## WHAT NEEDS TO BE DONE:
Please copy out every line of the listing below in which the word "true" appears.

══════

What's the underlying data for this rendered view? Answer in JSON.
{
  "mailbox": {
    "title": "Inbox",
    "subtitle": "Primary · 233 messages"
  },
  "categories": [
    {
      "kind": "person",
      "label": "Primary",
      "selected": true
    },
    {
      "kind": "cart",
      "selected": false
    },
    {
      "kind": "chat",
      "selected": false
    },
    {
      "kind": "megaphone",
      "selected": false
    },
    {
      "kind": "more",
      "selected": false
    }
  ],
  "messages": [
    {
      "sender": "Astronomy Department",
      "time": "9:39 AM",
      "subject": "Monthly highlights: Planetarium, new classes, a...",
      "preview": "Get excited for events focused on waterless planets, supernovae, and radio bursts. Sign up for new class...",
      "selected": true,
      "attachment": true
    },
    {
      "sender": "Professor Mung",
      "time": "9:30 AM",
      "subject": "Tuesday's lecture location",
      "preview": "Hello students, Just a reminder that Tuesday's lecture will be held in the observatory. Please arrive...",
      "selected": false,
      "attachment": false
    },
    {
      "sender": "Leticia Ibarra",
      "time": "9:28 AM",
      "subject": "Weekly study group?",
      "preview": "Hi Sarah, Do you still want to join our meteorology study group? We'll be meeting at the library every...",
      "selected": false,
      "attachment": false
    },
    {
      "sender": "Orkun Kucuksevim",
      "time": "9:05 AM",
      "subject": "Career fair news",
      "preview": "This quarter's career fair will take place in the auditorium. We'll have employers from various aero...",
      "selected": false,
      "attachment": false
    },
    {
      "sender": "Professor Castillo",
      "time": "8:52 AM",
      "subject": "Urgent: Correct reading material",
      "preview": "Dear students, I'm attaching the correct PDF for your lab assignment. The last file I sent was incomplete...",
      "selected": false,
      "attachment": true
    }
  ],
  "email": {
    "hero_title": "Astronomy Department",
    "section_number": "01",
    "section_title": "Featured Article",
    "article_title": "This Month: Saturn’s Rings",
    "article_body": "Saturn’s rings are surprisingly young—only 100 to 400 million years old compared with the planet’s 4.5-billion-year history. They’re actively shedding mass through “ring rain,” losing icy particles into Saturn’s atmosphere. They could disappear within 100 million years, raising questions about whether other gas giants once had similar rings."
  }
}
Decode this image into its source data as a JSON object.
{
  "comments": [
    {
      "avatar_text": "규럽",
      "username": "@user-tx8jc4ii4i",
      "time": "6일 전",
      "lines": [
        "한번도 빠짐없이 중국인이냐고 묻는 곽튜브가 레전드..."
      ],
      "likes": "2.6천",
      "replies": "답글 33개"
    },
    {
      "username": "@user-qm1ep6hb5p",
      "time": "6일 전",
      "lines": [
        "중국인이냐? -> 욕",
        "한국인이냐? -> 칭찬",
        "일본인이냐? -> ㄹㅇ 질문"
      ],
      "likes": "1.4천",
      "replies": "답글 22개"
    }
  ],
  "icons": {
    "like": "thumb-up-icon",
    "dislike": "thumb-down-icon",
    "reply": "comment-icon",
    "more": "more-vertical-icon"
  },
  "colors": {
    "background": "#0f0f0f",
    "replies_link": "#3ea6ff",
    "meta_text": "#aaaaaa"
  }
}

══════

## COMPLETED TASK:
      "selected": true
      "selected": true,
      "attachment": true
      "attachment": true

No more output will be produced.